Stored data:
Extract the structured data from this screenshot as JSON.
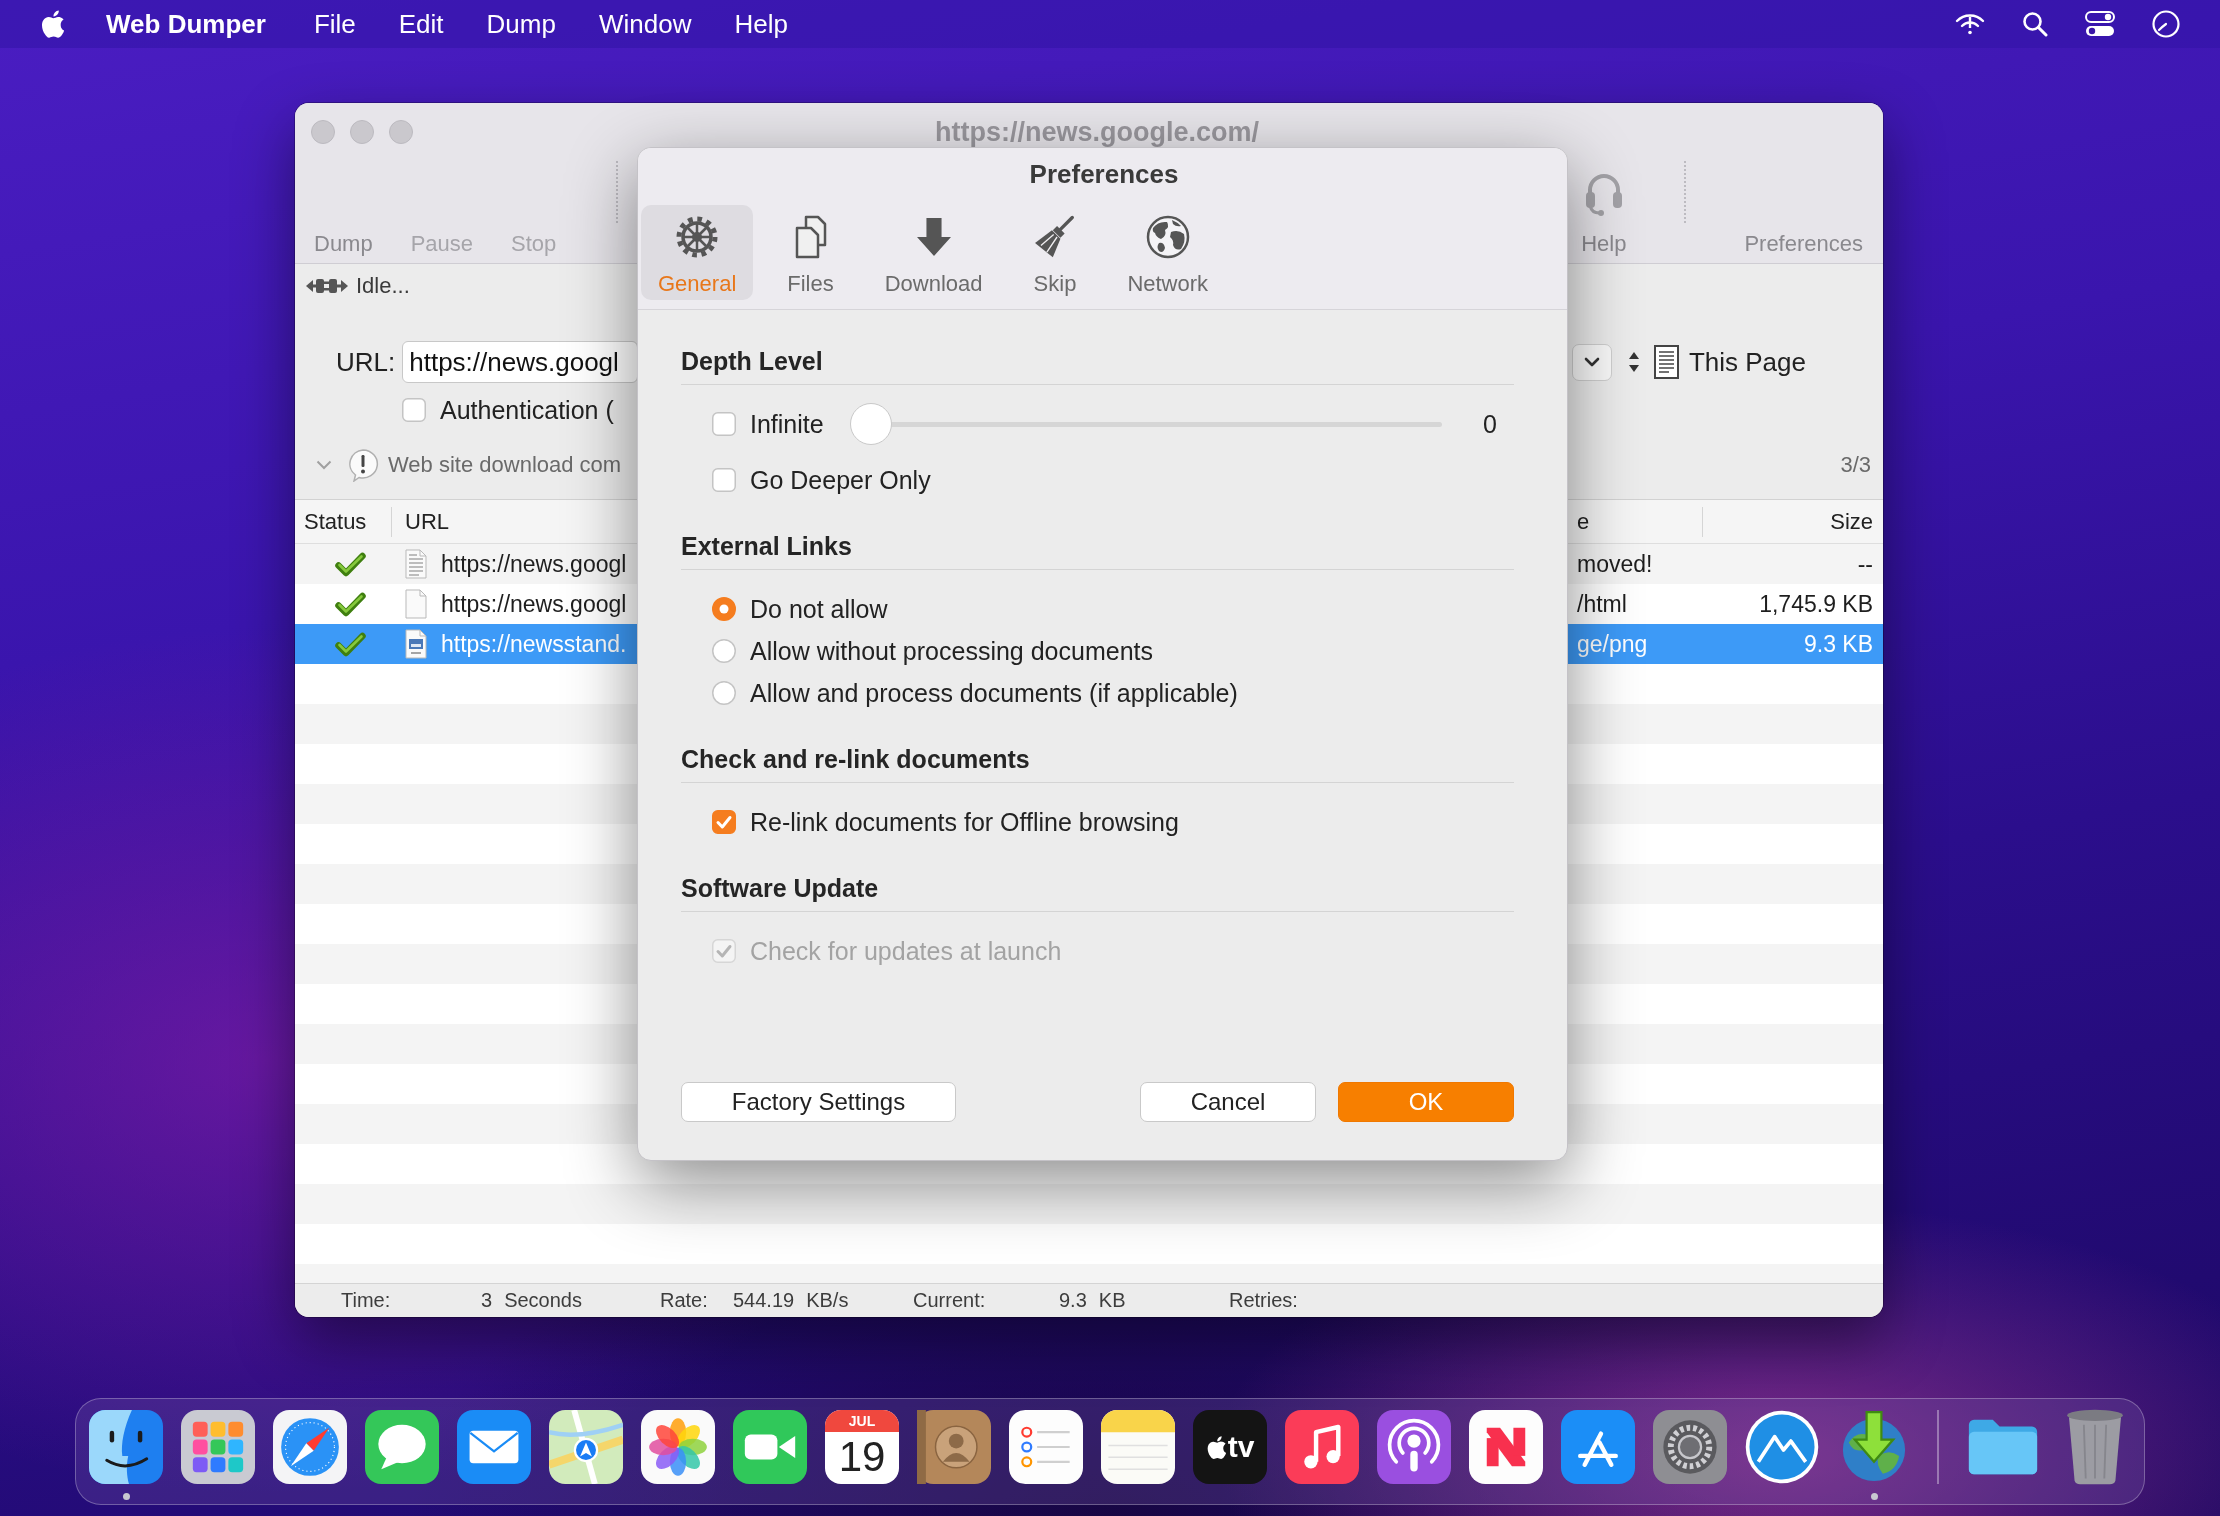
{
  "menu_bar": {
    "app_name": "Web Dumper",
    "items": [
      "File",
      "Edit",
      "Dump",
      "Window",
      "Help"
    ]
  },
  "main_window": {
    "title": "https://news.google.com/",
    "toolbar": {
      "left": [
        {
          "label": "Dump",
          "disabled": false
        },
        {
          "label": "Pause",
          "disabled": true
        },
        {
          "label": "Stop",
          "disabled": true
        }
      ],
      "right": [
        {
          "kind": "icon",
          "label": "Help",
          "disabled": false
        },
        {
          "kind": "text",
          "label": "Preferences",
          "disabled": false
        }
      ]
    },
    "connection": {
      "status": "Idle..."
    },
    "url": {
      "label": "URL:",
      "value": "https://news.googl"
    },
    "authentication": {
      "label": "Authentication (",
      "checked": false
    },
    "scope": {
      "label": "This Page"
    },
    "log": {
      "message": "Web site download com",
      "count": "3/3"
    },
    "table": {
      "columns": [
        "Status",
        "URL",
        "e",
        "Size"
      ],
      "rows": [
        {
          "done": true,
          "kind": "text",
          "url": "https://news.googl",
          "type": "moved!",
          "size": "--",
          "selected": false
        },
        {
          "done": true,
          "kind": "blank",
          "url": "https://news.googl",
          "type": "/html",
          "size": "1,745.9 KB",
          "selected": false
        },
        {
          "done": true,
          "kind": "image",
          "url": "https://newsstand.",
          "type": "ge/png",
          "size": "9.3 KB",
          "selected": true
        }
      ]
    },
    "status_bar": [
      {
        "label": "Time:",
        "value": "3",
        "unit": "Seconds"
      },
      {
        "label": "Rate:",
        "value": "544.19",
        "unit": "KB/s"
      },
      {
        "label": "Current:",
        "value": "9.3",
        "unit": "KB"
      },
      {
        "label": "Retries:"
      }
    ]
  },
  "preferences": {
    "title": "Preferences",
    "tabs": [
      {
        "label": "General",
        "selected": true
      },
      {
        "label": "Files",
        "selected": false
      },
      {
        "label": "Download",
        "selected": false
      },
      {
        "label": "Skip",
        "selected": false
      },
      {
        "label": "Network",
        "selected": false
      }
    ],
    "sections": [
      {
        "title": "Depth Level",
        "rows": [
          {
            "kind": "slider",
            "label": "Infinite",
            "checked": false,
            "disabled": false,
            "level": 0,
            "reading": "0"
          },
          {
            "kind": "checkbox",
            "label": "Go Deeper Only",
            "checked": false,
            "disabled": false
          }
        ]
      },
      {
        "title": "External Links",
        "rows": [
          {
            "kind": "radio",
            "label": "Do not allow",
            "selected": true,
            "disabled": false
          },
          {
            "kind": "radio",
            "label": "Allow without processing documents",
            "selected": false,
            "disabled": false
          },
          {
            "kind": "radio",
            "label": "Allow and process documents (if applicable)",
            "selected": false,
            "disabled": false
          }
        ]
      },
      {
        "title": "Check and re-link documents",
        "rows": [
          {
            "kind": "checkbox",
            "label": "Re-link documents for Offline browsing",
            "checked": true,
            "disabled": false
          }
        ]
      },
      {
        "title": "Software Update",
        "rows": [
          {
            "kind": "checkbox",
            "label": "Check for updates at launch",
            "checked": true,
            "disabled": true
          }
        ]
      }
    ],
    "buttons": [
      {
        "label": "Factory Settings",
        "kind": "normal"
      },
      {
        "label": "Cancel",
        "kind": "normal"
      },
      {
        "label": "OK",
        "kind": "default"
      }
    ]
  },
  "dock": {
    "apps": [
      {
        "running": true
      },
      {
        "running": false
      },
      {
        "running": false
      },
      {
        "running": false
      },
      {
        "running": false
      },
      {
        "running": false
      },
      {
        "running": false
      },
      {
        "running": false
      },
      {
        "running": false,
        "month": "JUL",
        "day": "19"
      },
      {
        "running": false
      },
      {
        "running": false
      },
      {
        "running": false
      },
      {
        "running": false,
        "label": "tv"
      },
      {
        "running": false
      },
      {
        "running": false
      },
      {
        "running": false
      },
      {
        "running": false
      },
      {
        "running": false
      },
      {
        "running": false
      },
      {
        "running": true
      }
    ],
    "others": [
      {
        "running": false
      },
      {
        "running": false
      }
    ]
  }
}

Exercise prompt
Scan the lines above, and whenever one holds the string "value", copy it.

Answer box
      "value": "https://news.googl"
        "value": "3",
        "value": "544.19",
        "value": "9.3",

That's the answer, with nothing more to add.